• Source information:
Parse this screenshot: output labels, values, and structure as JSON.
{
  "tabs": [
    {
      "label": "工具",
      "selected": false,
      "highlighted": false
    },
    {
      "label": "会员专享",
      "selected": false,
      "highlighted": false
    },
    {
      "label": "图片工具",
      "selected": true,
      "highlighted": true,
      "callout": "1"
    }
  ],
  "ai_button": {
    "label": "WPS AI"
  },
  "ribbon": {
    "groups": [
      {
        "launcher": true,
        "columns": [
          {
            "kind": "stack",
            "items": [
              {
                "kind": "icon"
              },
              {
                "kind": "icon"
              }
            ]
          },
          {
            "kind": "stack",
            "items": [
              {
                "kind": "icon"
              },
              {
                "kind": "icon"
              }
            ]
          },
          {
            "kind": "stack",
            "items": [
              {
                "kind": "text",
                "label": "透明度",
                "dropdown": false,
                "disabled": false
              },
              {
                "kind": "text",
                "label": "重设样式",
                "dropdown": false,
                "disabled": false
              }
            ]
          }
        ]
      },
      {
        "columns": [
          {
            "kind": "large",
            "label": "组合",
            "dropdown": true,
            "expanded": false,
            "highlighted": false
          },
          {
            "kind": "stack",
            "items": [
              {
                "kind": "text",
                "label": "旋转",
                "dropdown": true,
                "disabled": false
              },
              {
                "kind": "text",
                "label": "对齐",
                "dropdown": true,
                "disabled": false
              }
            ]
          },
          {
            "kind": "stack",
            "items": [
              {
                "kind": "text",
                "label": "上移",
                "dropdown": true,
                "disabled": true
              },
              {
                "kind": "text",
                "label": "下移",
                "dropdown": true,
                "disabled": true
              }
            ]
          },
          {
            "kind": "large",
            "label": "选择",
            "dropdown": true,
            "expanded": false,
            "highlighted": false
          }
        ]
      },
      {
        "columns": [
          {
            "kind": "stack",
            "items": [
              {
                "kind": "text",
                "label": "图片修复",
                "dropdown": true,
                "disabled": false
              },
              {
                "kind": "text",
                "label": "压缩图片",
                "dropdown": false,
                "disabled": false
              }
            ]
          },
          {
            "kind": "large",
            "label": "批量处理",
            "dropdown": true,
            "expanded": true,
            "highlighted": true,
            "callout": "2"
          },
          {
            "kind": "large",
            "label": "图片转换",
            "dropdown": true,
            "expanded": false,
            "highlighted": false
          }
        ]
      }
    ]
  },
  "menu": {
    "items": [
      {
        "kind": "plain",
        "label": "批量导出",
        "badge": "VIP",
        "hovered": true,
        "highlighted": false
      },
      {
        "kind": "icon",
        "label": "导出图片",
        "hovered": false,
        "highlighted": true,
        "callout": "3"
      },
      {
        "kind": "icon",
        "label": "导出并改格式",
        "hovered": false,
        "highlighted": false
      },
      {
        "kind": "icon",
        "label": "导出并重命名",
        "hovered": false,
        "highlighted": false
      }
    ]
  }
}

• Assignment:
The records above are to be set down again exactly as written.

• Answer space:
Parse this screenshot: output labels, values, and structure as JSON.
{
  "tabs": [
    {
      "label": "工具",
      "selected": false,
      "highlighted": false
    },
    {
      "label": "会员专享",
      "selected": false,
      "highlighted": false
    },
    {
      "label": "图片工具",
      "selected": true,
      "highlighted": true,
      "callout": "1"
    }
  ],
  "ai_button": {
    "label": "WPS AI"
  },
  "ribbon": {
    "groups": [
      {
        "launcher": true,
        "columns": [
          {
            "kind": "stack",
            "items": [
              {
                "kind": "icon"
              },
              {
                "kind": "icon"
              }
            ]
          },
          {
            "kind": "stack",
            "items": [
              {
                "kind": "icon"
              },
              {
                "kind": "icon"
              }
            ]
          },
          {
            "kind": "stack",
            "items": [
              {
                "kind": "text",
                "label": "透明度",
                "dropdown": false,
                "disabled": false
              },
              {
                "kind": "text",
                "label": "重设样式",
                "dropdown": false,
                "disabled": false
              }
            ]
          }
        ]
      },
      {
        "columns": [
          {
            "kind": "large",
            "label": "组合",
            "dropdown": true,
            "expanded": false,
            "highlighted": false
          },
          {
            "kind": "stack",
            "items": [
              {
                "kind": "text",
                "label": "旋转",
                "dropdown": true,
                "disabled": false
              },
              {
                "kind": "text",
                "label": "对齐",
                "dropdown": true,
                "disabled": false
              }
            ]
          },
          {
            "kind": "stack",
            "items": [
              {
                "kind": "text",
                "label": "上移",
                "dropdown": true,
                "disabled": true
              },
              {
                "kind": "text",
                "label": "下移",
                "dropdown": true,
                "disabled": true
              }
            ]
          },
          {
            "kind": "large",
            "label": "选择",
            "dropdown": true,
            "expanded": false,
            "highlighted": false
          }
        ]
      },
      {
        "columns": [
          {
            "kind": "stack",
            "items": [
              {
                "kind": "text",
                "label": "图片修复",
                "dropdown": true,
                "disabled": false
              },
              {
                "kind": "text",
                "label": "压缩图片",
                "dropdown": false,
                "disabled": false
              }
            ]
          },
          {
            "kind": "large",
            "label": "批量处理",
            "dropdown": true,
            "expanded": true,
            "highlighted": true,
            "callout": "2"
          },
          {
            "kind": "large",
            "label": "图片转换",
            "dropdown": true,
            "expanded": false,
            "highlighted": false
          }
        ]
      }
    ]
  },
  "menu": {
    "items": [
      {
        "kind": "plain",
        "label": "批量导出",
        "badge": "VIP",
        "hovered": true,
        "highlighted": false
      },
      {
        "kind": "icon",
        "label": "导出图片",
        "hovered": false,
        "highlighted": true,
        "callout": "3"
      },
      {
        "kind": "icon",
        "label": "导出并改格式",
        "hovered": false,
        "highlighted": false
      },
      {
        "kind": "icon",
        "label": "导出并重命名",
        "hovered": false,
        "highlighted": false
      }
    ]
  }
}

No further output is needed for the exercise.